Async interface

An async interface is provided via the function async_stream_zip. Its usage is exactly the same as stream_zip except that:

  1. The member files must be provided as an async iterable of tuples.
  2. The data of each member file must be provided as an async iterable of bytes.
  3. Its return value is an async iterable of bytes.
from datetime import datetime
from stat import S_IFREG
from stream_zip import async_stream_zip, ZIP_32

# Hard coded for example purposes
async def async_data():
    yield b'Some bytes 1'
    yield b'Some bytes 2'

# Hard coded for example purposes
async def async_member_files():
    yield (
        'my-file-1.txt',     
        datetime.now(),      
        S_IFREG | 0o600,
        ZIP_32,              
        async_data(),
    )
    yield (
        'my-file-2.txt',     
        datetime.now(),      
        S_IFREG | 0o600,
        ZIP_32,              
        async_data(),
    )

async def main():
    async for chunk in async_stream_zip(async_member_files()):
        print(chunk)

asyncio.run(main())

Warnings

Under the hood async_stream_zip uses threads as a layer over the synchronous stream_zip function.
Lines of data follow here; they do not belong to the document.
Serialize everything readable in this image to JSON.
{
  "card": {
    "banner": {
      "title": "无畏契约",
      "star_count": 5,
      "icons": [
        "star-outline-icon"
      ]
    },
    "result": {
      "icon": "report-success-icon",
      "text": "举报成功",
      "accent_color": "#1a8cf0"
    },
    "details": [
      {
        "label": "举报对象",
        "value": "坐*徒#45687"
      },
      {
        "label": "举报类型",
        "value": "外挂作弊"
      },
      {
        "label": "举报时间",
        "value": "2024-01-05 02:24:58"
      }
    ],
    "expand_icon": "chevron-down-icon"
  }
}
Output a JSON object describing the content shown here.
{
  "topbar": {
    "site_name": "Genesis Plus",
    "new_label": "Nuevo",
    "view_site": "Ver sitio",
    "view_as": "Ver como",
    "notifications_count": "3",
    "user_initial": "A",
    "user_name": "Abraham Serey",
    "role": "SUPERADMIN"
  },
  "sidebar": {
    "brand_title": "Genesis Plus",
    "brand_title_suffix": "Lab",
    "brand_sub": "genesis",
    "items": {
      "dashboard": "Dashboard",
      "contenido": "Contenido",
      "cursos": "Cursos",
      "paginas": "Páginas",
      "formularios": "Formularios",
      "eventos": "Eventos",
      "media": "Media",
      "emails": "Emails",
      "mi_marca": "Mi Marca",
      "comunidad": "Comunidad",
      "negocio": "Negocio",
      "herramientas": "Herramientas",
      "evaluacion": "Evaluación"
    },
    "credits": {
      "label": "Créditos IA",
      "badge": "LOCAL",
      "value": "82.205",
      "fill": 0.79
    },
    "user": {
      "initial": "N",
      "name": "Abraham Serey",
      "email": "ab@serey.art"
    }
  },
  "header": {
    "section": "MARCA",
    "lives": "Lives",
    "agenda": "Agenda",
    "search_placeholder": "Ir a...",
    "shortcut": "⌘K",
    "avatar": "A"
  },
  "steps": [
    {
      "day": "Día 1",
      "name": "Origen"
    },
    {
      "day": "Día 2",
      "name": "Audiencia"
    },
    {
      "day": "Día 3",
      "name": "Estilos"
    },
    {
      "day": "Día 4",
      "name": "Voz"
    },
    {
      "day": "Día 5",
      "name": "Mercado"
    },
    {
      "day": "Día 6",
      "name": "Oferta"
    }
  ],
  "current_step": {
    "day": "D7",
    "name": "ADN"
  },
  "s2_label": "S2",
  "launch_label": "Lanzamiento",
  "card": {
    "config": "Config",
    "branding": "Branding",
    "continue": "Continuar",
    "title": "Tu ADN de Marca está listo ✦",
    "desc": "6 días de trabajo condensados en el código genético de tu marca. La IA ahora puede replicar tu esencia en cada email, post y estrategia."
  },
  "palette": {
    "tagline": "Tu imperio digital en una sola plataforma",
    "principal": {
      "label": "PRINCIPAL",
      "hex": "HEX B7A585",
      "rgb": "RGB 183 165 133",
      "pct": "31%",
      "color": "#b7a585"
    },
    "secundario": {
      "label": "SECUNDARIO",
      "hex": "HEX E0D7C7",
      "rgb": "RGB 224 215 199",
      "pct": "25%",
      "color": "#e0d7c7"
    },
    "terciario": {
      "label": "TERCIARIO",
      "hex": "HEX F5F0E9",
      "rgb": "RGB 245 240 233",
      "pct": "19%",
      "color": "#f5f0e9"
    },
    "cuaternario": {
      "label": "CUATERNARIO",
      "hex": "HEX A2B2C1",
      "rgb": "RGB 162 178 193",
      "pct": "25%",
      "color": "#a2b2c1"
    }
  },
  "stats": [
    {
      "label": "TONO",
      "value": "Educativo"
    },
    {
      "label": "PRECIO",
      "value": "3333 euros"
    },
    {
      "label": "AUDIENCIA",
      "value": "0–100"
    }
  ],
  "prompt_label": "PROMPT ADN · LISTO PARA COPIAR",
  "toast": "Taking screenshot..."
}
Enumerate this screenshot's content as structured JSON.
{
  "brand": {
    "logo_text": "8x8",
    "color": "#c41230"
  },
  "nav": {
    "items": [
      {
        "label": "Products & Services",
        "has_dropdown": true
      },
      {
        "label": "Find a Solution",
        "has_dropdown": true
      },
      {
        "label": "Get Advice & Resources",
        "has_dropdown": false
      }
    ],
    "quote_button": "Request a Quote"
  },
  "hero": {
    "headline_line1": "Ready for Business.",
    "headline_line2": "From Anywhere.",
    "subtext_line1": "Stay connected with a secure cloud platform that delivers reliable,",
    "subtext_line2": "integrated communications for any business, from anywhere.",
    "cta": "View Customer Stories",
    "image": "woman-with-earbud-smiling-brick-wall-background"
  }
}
This has two consequences:

  1. A possible performance penalty over a theoretical implementation that is pure async without threads.

  2. The contextvars context available in the async iterables of files or data is a shallow copy of the context where async_stream_zip is called from.

This means that existing context variables are available inside the iterables, but any changes made to the context itself from inside the iterables will not propagate out to the original context. Changes made to mutable data structures that are part of the context, for example dictionaries, will propagate out.

This does not affect Python 3.6, because contextvars is not available.